Records from a collection
========================

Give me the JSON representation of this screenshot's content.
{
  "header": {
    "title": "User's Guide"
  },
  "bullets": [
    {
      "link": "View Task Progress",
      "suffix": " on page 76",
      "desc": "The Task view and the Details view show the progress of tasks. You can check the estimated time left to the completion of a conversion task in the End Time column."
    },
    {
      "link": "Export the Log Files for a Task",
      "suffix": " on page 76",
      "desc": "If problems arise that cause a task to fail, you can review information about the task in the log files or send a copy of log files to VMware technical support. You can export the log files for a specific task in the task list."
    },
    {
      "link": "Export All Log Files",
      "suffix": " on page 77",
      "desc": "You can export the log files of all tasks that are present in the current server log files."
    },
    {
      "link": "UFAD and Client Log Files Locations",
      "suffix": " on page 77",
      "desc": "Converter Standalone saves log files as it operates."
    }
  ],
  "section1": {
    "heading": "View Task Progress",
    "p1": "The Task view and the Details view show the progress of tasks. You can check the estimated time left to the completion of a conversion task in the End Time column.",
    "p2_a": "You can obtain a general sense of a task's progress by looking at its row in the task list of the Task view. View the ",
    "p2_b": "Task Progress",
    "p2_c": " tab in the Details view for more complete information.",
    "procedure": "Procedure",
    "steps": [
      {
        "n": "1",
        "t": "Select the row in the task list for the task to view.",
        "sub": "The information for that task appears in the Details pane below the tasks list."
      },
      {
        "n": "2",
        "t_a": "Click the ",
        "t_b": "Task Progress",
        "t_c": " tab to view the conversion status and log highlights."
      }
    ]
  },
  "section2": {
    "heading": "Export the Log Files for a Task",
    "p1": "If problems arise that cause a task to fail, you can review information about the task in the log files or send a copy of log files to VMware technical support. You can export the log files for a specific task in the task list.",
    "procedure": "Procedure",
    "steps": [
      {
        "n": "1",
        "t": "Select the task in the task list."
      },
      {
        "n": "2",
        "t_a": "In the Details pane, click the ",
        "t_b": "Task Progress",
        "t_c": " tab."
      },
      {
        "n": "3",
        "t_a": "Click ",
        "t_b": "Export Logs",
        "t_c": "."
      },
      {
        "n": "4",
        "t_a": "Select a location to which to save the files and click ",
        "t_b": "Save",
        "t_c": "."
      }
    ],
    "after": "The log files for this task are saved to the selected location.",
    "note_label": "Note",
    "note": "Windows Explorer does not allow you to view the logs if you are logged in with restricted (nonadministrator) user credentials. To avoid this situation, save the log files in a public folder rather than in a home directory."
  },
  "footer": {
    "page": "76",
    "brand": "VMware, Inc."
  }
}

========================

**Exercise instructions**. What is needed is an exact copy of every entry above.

**Solution to this task**.
Give me the JSON representation of this screenshot's content.
{
  "header": {
    "title": "User's Guide"
  },
  "bullets": [
    {
      "link": "View Task Progress",
      "suffix": " on page 76",
      "desc": "The Task view and the Details view show the progress of tasks. You can check the estimated time left to the completion of a conversion task in the End Time column."
    },
    {
      "link": "Export the Log Files for a Task",
      "suffix": " on page 76",
      "desc": "If problems arise that cause a task to fail, you can review information about the task in the log files or send a copy of log files to VMware technical support. You can export the log files for a specific task in the task list."
    },
    {
      "link": "Export All Log Files",
      "suffix": " on page 77",
      "desc": "You can export the log files of all tasks that are present in the current server log files."
    },
    {
      "link": "UFAD and Client Log Files Locations",
      "suffix": " on page 77",
      "desc": "Converter Standalone saves log files as it operates."
    }
  ],
  "section1": {
    "heading": "View Task Progress",
    "p1": "The Task view and the Details view show the progress of tasks. You can check the estimated time left to the completion of a conversion task in the End Time column.",
    "p2_a": "You can obtain a general sense of a task's progress by looking at its row in the task list of the Task view. View the ",
    "p2_b": "Task Progress",
    "p2_c": " tab in the Details view for more complete information.",
    "procedure": "Procedure",
    "steps": [
      {
        "n": "1",
        "t": "Select the row in the task list for the task to view.",
        "sub": "The information for that task appears in the Details pane below the tasks list."
      },
      {
        "n": "2",
        "t_a": "Click the ",
        "t_b": "Task Progress",
        "t_c": " tab to view the conversion status and log highlights."
      }
    ]
  },
  "section2": {
    "heading": "Export the Log Files for a Task",
    "p1": "If problems arise that cause a task to fail, you can review information about the task in the log files or send a copy of log files to VMware technical support. You can export the log files for a specific task in the task list.",
    "procedure": "Procedure",
    "steps": [
      {
        "n": "1",
        "t": "Select the task in the task list."
      },
      {
        "n": "2",
        "t_a": "In the Details pane, click the ",
        "t_b": "Task Progress",
        "t_c": " tab."
      },
      {
        "n": "3",
        "t_a": "Click ",
        "t_b": "Export Logs",
        "t_c": "."
      },
      {
        "n": "4",
        "t_a": "Select a location to which to save the files and click ",
        "t_b": "Save",
        "t_c": "."
      }
    ],
    "after": "The log files for this task are saved to the selected location.",
    "note_label": "Note",
    "note": "Windows Explorer does not allow you to view the logs if you are logged in with restricted (nonadministrator) user credentials. To avoid this situation, save the log files in a public folder rather than in a home directory."
  },
  "footer": {
    "page": "76",
    "brand": "VMware, Inc."
  }
}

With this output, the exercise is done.